New York has a couple of holes in their roster. The first is a big man that could defend the paint and rebound with a modicum of outside shooting to keep the lane free. In other words, they need someone to compliment Amar’e Stoudemire. Turiaf has been useful in stretches, but his rebounding is subpar, and his body doesn’t seem to be up to the task of more than 20 minutes per game. Considering that the Knicks best rebounder, Landry Fields, has seen his court time diminish recently (less than 32 minutes in 7 of the last 8 games), glasswork has been a glaring weakness. D’Antoni tried to address it by starting Sheldon Williams. Despite being only 6-9, Williams is a good rebounder and decent defender. Although he was active on the glass, Sheldon missed an open 12 foot jumper and a contested layup. Unfortunately the Bucks teed off on New York to the tune of 32-9 first quarter, and Williams was yanked just 6 minutes into the game. Hence, I’m not sure if D’Antoni will give Sheldon another try.
The second big need is a true point guard that fits D’Antoni’s system. This year the Knicks have used five point guards. Felton could run the offense, but his shooting was woeful and his defense was worse than advertised. Toney Douglas is a fine defender, but he struggles distributing the ball and he’s a streaky shooter. Chauncey Billups can score efficiently, but at his age (34 yrs old) has trouble staying in front of quicker guards. Roger Mason’s shot is starting to fall, but he makes Billups look like Jason Kidd on defense. Finally Anthony Carter can defend, and that’s about it. Billups is obviously the best of this group, but New York needs a competent backup who can eat major minutes or spot start when Chauncey gets hurt.
The third thing New York lacks is a swingman defender. Chandler and Gallinari were both underrated defenders, and I’d rate the pair above average. However with the duo taking their talents to the Queen City of the Plains, the Knicks are hurting for a guard-forward that can clamp down on an opponent. Witness yesterday’s game when Carlos Delfino dropped 30 points on just 13 shots.

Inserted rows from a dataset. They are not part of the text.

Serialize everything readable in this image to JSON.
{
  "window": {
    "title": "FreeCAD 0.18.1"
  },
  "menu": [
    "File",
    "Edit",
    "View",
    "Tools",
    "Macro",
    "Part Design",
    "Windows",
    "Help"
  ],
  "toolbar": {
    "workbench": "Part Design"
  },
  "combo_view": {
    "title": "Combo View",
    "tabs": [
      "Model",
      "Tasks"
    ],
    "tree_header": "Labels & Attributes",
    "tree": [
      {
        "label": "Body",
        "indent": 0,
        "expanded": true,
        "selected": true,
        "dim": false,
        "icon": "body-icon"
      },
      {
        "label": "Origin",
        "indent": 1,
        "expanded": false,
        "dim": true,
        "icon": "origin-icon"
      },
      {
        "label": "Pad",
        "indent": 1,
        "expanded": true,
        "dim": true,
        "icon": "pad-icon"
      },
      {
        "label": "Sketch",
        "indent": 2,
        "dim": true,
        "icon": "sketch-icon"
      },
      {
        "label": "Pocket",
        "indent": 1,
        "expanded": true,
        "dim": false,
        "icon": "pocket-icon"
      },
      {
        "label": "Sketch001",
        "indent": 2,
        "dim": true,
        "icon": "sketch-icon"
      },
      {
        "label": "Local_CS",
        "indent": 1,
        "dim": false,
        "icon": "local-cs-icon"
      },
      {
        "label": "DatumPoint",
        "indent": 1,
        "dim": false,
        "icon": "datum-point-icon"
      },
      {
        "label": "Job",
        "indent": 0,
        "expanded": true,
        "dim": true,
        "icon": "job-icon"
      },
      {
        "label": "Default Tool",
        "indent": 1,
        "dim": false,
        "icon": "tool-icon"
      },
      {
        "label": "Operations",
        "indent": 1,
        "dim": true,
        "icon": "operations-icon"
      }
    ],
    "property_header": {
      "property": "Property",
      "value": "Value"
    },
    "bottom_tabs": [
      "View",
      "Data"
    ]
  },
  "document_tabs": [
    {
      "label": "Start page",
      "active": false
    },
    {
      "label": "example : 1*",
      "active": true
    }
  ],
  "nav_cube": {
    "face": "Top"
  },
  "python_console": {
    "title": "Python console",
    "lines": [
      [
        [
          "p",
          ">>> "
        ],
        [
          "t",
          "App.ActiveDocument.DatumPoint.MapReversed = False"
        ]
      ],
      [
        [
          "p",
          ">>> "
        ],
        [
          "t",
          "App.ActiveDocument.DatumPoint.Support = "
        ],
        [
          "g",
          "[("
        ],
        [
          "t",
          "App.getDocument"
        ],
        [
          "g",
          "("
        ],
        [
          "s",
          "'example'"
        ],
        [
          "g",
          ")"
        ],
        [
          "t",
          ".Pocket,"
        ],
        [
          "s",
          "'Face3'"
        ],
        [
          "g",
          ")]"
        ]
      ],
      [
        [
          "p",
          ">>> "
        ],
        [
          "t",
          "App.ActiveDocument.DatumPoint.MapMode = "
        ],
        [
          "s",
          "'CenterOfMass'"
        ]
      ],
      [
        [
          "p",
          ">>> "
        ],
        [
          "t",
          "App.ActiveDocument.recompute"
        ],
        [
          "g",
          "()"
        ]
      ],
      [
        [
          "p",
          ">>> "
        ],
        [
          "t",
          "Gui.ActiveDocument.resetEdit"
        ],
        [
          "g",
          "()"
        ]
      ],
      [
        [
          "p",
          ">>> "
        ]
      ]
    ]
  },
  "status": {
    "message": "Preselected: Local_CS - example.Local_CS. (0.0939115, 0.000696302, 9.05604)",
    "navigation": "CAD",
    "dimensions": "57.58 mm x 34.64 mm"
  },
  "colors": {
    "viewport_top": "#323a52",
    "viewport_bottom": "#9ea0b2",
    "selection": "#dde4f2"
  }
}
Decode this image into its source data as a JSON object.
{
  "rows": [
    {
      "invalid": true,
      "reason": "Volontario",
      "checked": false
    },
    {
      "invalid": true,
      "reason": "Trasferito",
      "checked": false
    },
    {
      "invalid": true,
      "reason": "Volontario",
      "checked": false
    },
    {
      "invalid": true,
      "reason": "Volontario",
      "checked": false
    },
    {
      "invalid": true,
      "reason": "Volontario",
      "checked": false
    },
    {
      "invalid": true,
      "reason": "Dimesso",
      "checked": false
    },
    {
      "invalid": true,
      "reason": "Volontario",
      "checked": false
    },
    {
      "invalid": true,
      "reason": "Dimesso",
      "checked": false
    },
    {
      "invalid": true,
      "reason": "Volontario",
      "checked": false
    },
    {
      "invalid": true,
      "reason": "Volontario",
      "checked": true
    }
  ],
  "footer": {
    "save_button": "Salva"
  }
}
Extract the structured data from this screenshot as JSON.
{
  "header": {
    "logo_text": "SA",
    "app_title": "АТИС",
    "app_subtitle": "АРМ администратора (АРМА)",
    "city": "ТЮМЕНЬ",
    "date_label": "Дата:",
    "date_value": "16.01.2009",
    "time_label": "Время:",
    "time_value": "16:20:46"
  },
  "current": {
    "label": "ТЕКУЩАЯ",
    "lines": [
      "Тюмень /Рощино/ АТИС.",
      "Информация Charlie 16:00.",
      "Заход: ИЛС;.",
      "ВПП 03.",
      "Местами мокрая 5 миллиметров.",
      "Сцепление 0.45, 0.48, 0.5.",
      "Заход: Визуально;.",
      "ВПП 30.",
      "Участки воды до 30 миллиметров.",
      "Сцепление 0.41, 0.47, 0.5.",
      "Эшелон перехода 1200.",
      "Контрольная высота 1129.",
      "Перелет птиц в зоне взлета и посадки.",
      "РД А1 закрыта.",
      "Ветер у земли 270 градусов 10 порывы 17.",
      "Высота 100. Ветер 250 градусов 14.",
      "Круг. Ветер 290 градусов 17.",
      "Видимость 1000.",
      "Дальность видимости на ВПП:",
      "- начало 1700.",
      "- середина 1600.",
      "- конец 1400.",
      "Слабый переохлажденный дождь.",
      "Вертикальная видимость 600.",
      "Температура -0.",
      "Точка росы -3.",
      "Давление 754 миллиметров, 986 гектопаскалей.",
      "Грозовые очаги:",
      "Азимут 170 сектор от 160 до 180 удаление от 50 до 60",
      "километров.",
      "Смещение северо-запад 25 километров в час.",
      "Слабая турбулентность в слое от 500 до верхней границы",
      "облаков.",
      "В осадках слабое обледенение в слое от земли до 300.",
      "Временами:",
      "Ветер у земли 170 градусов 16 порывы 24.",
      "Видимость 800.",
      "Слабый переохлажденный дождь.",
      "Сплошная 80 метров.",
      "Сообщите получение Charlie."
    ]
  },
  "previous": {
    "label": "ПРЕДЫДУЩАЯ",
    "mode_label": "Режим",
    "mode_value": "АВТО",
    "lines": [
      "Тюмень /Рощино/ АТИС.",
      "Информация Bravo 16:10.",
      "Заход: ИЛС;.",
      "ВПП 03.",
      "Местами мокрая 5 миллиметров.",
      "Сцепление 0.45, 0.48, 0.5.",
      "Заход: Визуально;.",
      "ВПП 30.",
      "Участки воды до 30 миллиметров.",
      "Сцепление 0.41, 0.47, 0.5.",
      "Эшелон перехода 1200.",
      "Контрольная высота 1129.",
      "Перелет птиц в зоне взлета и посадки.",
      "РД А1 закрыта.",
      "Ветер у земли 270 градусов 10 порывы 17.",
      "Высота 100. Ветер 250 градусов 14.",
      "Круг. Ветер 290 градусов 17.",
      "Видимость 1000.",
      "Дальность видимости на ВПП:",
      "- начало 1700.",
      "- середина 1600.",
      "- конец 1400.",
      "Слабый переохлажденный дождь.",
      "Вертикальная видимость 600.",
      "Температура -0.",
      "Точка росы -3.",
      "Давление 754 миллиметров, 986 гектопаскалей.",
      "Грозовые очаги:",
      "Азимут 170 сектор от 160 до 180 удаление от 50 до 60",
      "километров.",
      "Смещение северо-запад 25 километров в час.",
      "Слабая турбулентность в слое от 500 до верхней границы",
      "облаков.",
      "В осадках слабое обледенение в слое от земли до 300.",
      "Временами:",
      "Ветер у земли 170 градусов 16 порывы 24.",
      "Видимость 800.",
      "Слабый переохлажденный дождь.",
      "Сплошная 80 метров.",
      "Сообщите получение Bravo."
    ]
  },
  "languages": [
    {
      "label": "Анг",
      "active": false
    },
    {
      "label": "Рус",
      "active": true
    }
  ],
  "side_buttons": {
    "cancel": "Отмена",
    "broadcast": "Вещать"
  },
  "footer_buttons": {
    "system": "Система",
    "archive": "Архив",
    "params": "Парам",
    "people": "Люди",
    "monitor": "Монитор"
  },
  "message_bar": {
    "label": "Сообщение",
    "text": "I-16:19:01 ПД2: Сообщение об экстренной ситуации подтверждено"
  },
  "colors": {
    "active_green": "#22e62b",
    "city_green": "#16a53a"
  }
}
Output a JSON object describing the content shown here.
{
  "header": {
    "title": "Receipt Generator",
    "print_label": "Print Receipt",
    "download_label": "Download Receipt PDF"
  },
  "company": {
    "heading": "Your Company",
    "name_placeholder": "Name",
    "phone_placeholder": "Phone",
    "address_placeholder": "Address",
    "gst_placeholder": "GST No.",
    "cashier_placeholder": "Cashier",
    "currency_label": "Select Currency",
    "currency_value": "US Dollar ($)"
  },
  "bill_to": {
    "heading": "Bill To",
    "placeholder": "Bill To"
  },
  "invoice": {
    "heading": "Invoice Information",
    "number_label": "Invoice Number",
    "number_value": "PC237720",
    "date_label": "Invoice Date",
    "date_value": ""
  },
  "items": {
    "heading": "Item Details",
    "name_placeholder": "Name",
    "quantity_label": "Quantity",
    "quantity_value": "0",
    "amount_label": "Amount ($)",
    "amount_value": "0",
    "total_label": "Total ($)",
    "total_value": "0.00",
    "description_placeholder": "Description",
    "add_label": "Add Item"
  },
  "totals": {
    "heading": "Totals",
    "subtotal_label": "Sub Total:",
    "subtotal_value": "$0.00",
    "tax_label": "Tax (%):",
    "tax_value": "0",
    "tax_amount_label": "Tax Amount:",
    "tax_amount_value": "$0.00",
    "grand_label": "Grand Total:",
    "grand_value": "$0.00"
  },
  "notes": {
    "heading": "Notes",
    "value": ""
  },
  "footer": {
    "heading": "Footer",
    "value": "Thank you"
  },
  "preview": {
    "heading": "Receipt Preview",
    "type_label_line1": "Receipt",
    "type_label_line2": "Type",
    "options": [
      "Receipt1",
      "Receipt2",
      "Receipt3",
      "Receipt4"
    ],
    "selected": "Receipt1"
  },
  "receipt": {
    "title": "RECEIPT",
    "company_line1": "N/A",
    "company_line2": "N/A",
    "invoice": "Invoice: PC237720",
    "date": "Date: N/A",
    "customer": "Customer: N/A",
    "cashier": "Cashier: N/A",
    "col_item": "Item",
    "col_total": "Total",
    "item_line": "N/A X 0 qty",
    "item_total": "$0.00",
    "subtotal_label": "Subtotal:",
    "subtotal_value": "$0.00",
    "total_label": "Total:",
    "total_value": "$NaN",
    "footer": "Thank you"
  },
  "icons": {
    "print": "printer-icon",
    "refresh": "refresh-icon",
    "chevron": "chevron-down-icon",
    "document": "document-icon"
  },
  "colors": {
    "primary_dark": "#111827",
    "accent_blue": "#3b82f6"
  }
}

Unfortunately there is no one in the rotation that could fit this role, and apparently the bench guys aren’t good enough (or trying hard enough in practice) to see court time.
In any case these aren’t chemistry problems. No amount of practice or game cohesion will fix these issues, because there are fundamental flaws in the roster. In the Carmelo Anthony trade, the Knicks traded away its depth and became more top heavy. New York saw three of their top minute-getters depart, and only received two starters in return. None of the other players the Knicks received are in the rotation. The team was built around the players they had in the offseason, and wasn’t meant to compliment the duo of Amar’e & ‘Melo. Since the trade the Knicks bench is an amalgamation of what other teams were willing to jettison, and what other teams deemed unworthy as filler.
Yesterday I was asked if New Yorkers were too optimistic about the team’s chances in the playoffs. I said that depended on the expectations. If they expected the team to a game or two in the first round, then they were being perfectly reasonable. Anything beyond that is hopeful optimism, because New York doesn’t have the horses to take them into the second round. Knick fans will have to wait until the summer and trust in Donnie Walsh to address the team’s needs.